During August we have been discussing the many names for the one deity found in the monotheistic Abrahamic faiths. Monotheism, the belief in just one god rather than the multiple gods and goddesses of previous cultures and belief systems was a huge shift. The word monotheism is, like many others, a combination of two words meaning one and god.
The Abrahamic faiths are not the only monotheistic religions, however. Other examples include Zoroastrianism, Sikhism, and Baha’i Faith, all of which we discusses last December during our Advent series. Monotheism should not be confused with Henotheism which is the belief in one god above other gods that exist.
A recent comment asked if I thought the monotheistic faiths said to be the belief systems of those who trace their lineage from the one man Abraham to be the highest rank on what some have called the evolutionary ladder of religions. It is a most interesting question.
In 1660 Henry More, an English scholar, coined the term “monotheism” as he attempted to organize and categorize the world’s religions. He ended up developing a system that he viewed as an evolution, taking mankind from the beliefs of primitive man to the present day of the seventeenth century in which More lived. His efforts were enhanced by the work of Max Muller in the nineteenth century were felt monotheistic religions such as those of the Abrahamic faiths reflected the advancements of mankind. IN the early twentieth century Wilhelm Schmidt developed what he termed “Ur-monotheism” or original monotheism. Schmidt disagreed with Muller because he felt monotheism to be the original belief system of the earliest mankind which then became eroded or convoluted with the beliefs of several to many deities.
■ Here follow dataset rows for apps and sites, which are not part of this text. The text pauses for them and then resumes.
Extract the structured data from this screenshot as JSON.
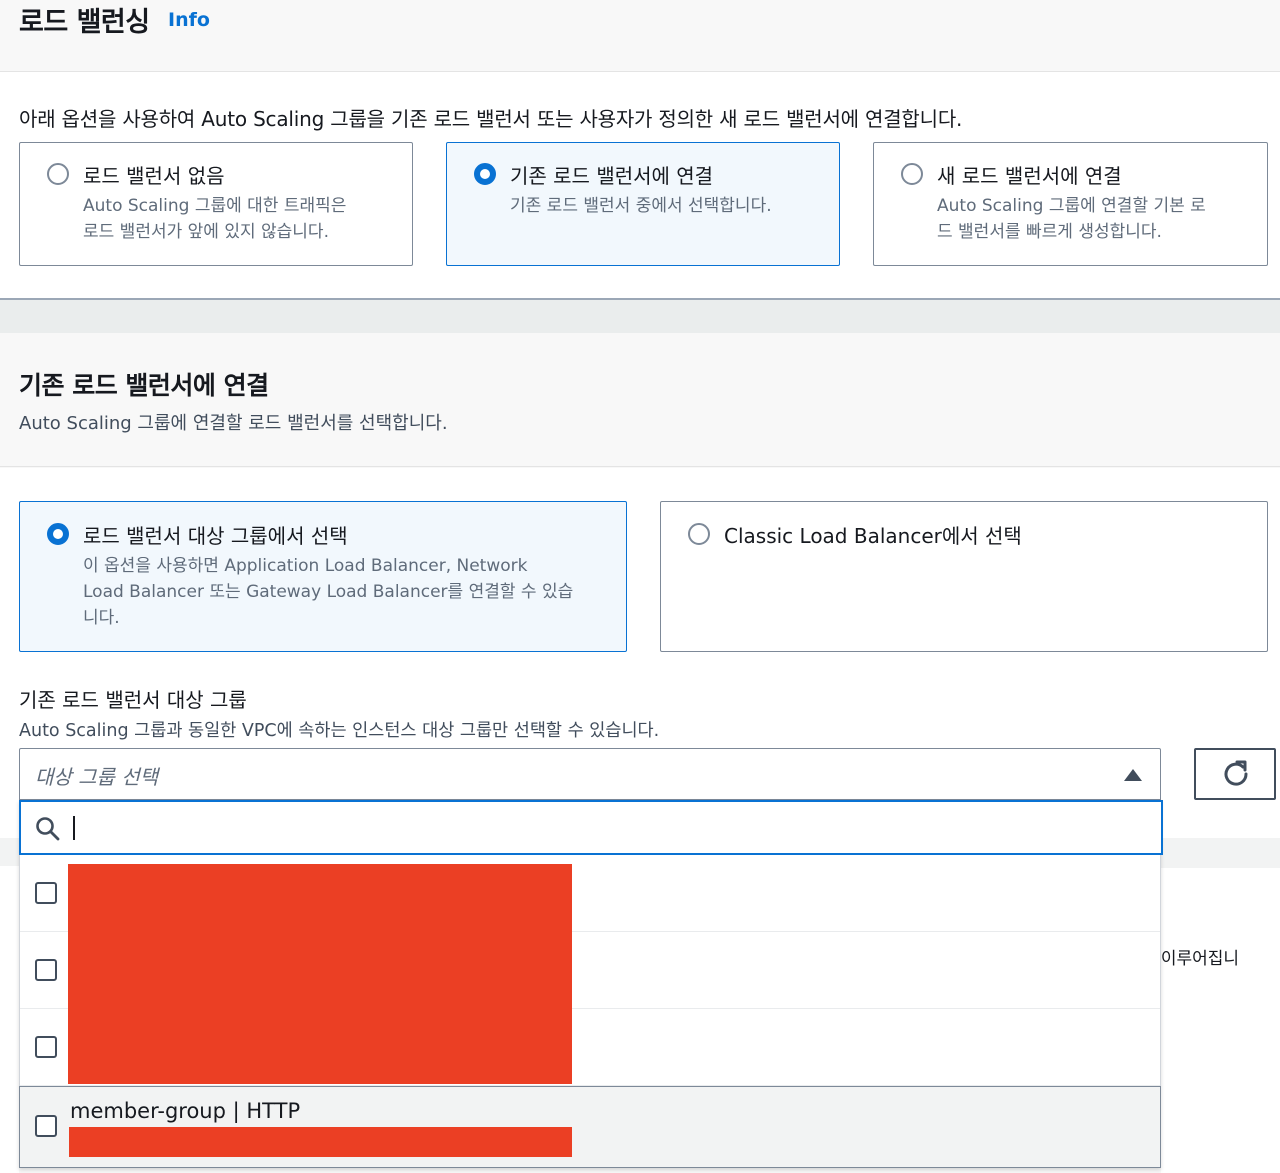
{
  "load_balancing": {
    "title": "로드 밸런싱",
    "info_link": "Info",
    "description": "아래 옵션을 사용하여 Auto Scaling 그룹을 기존 로드 밸런서 또는 사용자가 정의한 새 로드 밸런서에 연결합니다.",
    "options": [
      {
        "label": "로드 밸런서 없음",
        "desc_line1": "Auto Scaling 그룹에 대한 트래픽은",
        "desc_line2": "로드 밸런서가 앞에 있지 않습니다.",
        "selected": false
      },
      {
        "label": "기존 로드 밸런서에 연결",
        "desc_line1": "기존 로드 밸런서 중에서 선택합니다.",
        "desc_line2": "",
        "selected": true
      },
      {
        "label": "새 로드 밸런서에 연결",
        "desc_line1": "Auto Scaling 그룹에 연결할 기본 로",
        "desc_line2": "드 밸런서를 빠르게 생성합니다.",
        "selected": false
      }
    ]
  },
  "attach_existing": {
    "title": "기존 로드 밸런서에 연결",
    "description": "Auto Scaling 그룹에 연결할 로드 밸런서를 선택합니다.",
    "options": [
      {
        "label": "로드 밸런서 대상 그룹에서 선택",
        "desc_line1": "이 옵션을 사용하면 Application Load Balancer, Network",
        "desc_line2": "Load Balancer 또는 Gateway Load Balancer를 연결할 수 있습",
        "desc_line3": "니다.",
        "selected": true
      },
      {
        "label": "Classic Load Balancer에서 선택",
        "selected": false
      }
    ]
  },
  "target_group_field": {
    "label": "기존 로드 밸런서 대상 그룹",
    "description": "Auto Scaling 그룹과 동일한 VPC에 속하는 인스턴스 대상 그룹만 선택할 수 있습니다.",
    "placeholder": "대상 그룹 선택",
    "search_value": "",
    "items": [
      {
        "label": "",
        "checked": false
      },
      {
        "label": "",
        "checked": false
      },
      {
        "label": "",
        "checked": false
      },
      {
        "label": "member-group | HTTP",
        "checked": false
      }
    ]
  },
  "background_text": "이루어집니",
  "colors": {
    "accent": "#0972d3",
    "redaction": "#eb3f24",
    "selected_bg": "#f2f8fd"
  },
  "icons": [
    "search-icon",
    "refresh-icon",
    "caret-up-icon"
  ]
}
My short answer to the question “Do you consider monotheism to be the top rung of the religious ladder?” is no. But then, I don’t think there is such a ladder nor do I believe any religion would be at the bottom of it. What I do believe is that mankind forms networks, man being a social presence, a social animal if you will. Succinctly put, we are a pack animal; we congregate and like community.
We, meaning mankind, also like to compartmentalize. It helps us keep things straight in our minds, makes our living a little bit neater. And sometimes, we use this habit to gloss over things that confuse or concern us. The Abrahamic faiths were not the first monotheistic religions. We have not accurate records of each culture that has existed in mankind since the beginning of our existence. We cannot even agree on exactly when or what that beginning was so we cannot know everything about it or the people who lived it.
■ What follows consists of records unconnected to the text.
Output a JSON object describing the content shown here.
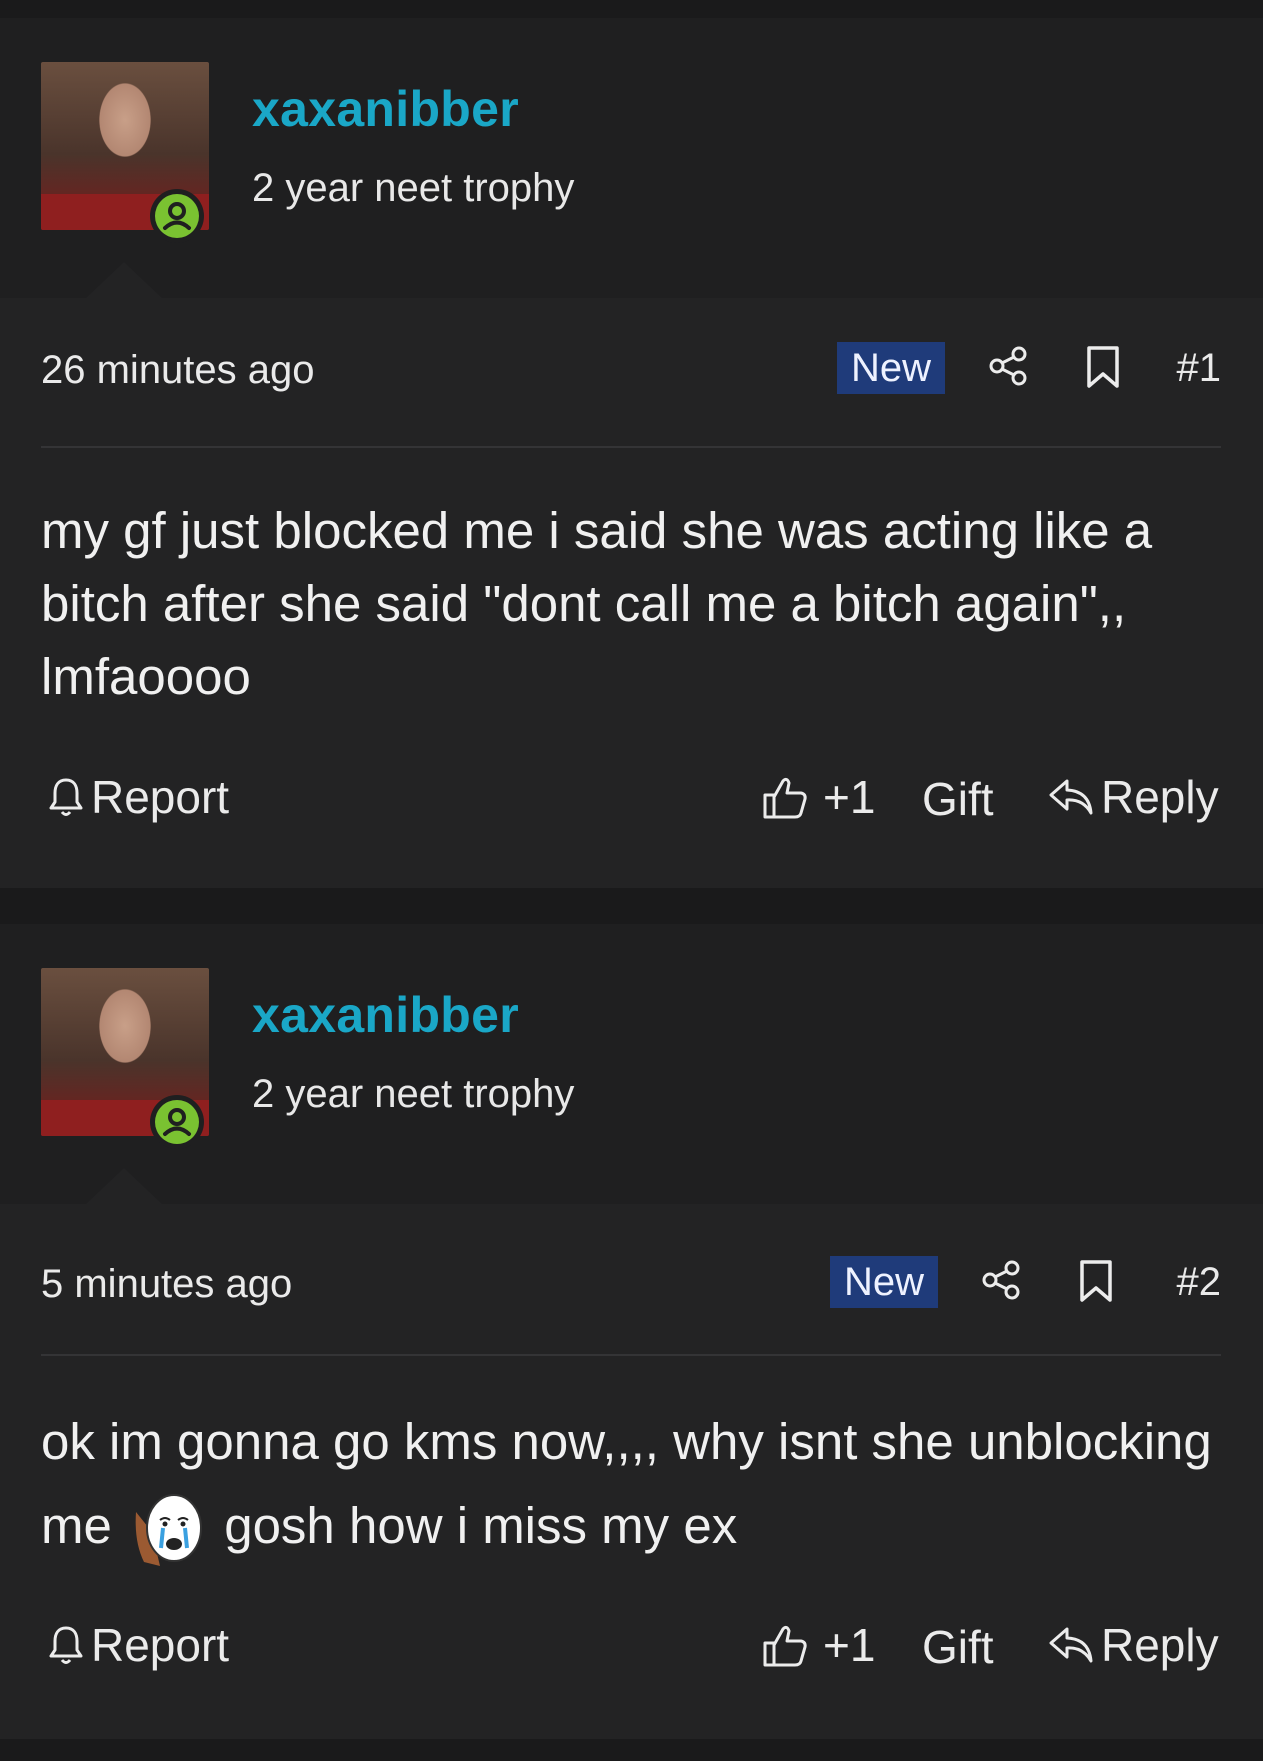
{
  "posts": [
    {
      "username": "xaxanibber",
      "user_title": "2 year neet trophy",
      "timestamp": "26 minutes ago",
      "badge": "New",
      "post_number": "#1",
      "message": "my gf just blocked me i said she was acting like a bitch after she said \"dont call me a bitch again\",, lmfaoooo",
      "message_after_emoji": "",
      "actions": {
        "report": "Report",
        "like": "+1",
        "gift": "Gift",
        "reply": "Reply"
      }
    },
    {
      "username": "xaxanibber",
      "user_title": "2 year neet trophy",
      "timestamp": "5 minutes ago",
      "badge": "New",
      "post_number": "#2",
      "message": "ok im gonna go kms now,,,, why isnt she unblocking me",
      "emoji": "crying-wojak-emoji",
      "message_after_emoji": "gosh how i miss my ex",
      "actions": {
        "report": "Report",
        "like": "+1",
        "gift": "Gift",
        "reply": "Reply"
      }
    }
  ],
  "colors": {
    "username": "#1aa7c7",
    "badge_bg": "#1f3b7a",
    "online": "#7ac231",
    "background": "#232324"
  }
}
I embarked on this discussion for August, though, because I think in seeing the names of the past that were assigned to this one deity, the god of the mythologies that make up the scriptures and religious writings and stories of these three religions, we have a mirror into ourselves.
The word “holy” is an interesting word. It comes from an Old English word “haleg” meaning “whole”. While it is generally defined as meaning sacred or reverent, the truth is that those beliefs or things which we consider holy are things and beliefs that make us whole. Our word for the one deity today is Elohim Kedoshim, the “Holy God”.
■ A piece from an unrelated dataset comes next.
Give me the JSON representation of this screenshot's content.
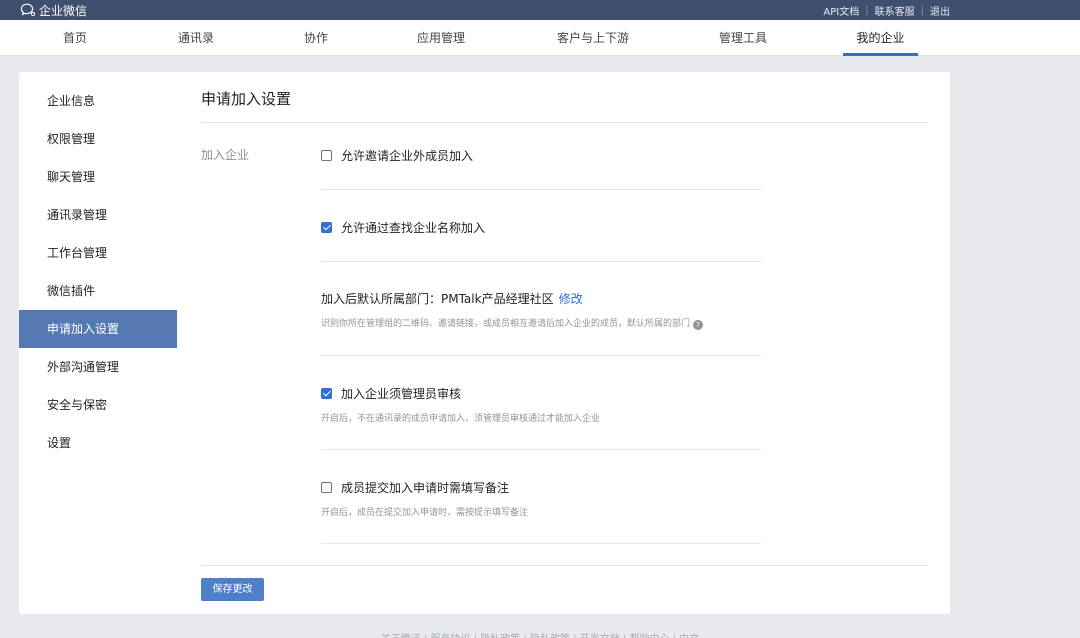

Once many years ago in an English class I was paired with a fellow student and our assignment was to study a list of words – the root words from which they came and their definitions, whether or not the current definition of the word had strayed any from the original meanings of the root words and why we felt such had occurred. My partner was the only student in the school who was openly not religious. His father was a member of a socialist group as well as being the member of a group known for believing one race was superior to all others.
My fellow student was one of the most courteous people I had ever met or have met to this day. Quiet and studious, although not really a nerd or geek or whatever the common terminology for such in your culture is, he was an average student who most likely felt it safer to keep a low profile. We embraced our assignment and were about halfway through the list when I read aloud the next word…incorrectly. I read “holly” and he corrected me, very respectfully, pointing out that our word was “holy”, not “holly”. I remarked that I always got the two words confused and he laughed, saying that he actually thought the two words had a great deal in common.
I really like holly bushes and obviously enjoy discussing all things holy but I must say that I have never really seen a connection between the two. I asked him to explain. Holly bushes, he began, often are characterized by their sharp pointed leaves. I liked the smooth waxy surface of the leaves and their deep, rich color but I admitted that many varieties did have pointed, sharp leaves. Religion, my fellow student explained, seemed a bit sharp and pointy as well.
I would really like to say that I had no idea what my friend was talking about but the truth is religion can be sharp and pointy, especially to those who think differently.. We tend to define “holy” as what we believe and not allow it to include that which others believe. If we go back to the original definition, something completes us is what is holy. We are all unique individuals. What works for one does not always work for another and this is not a sign of one person being more evolved than another. It is simply an indication of our uniqueness. So I have a question for you.
Does your belief system make you whole? Does it complete you? If you’re thinking that it doesn’t, I don’t think the belief system is necessarily wrong. It could be that you are simply not doing it as it could best be lived. Tomorrow we will discuss glory but today just ponder this question: Can you be whole without breaking down another? Can you find glory within yourself and your belief systems while letting others have their glory, their faith?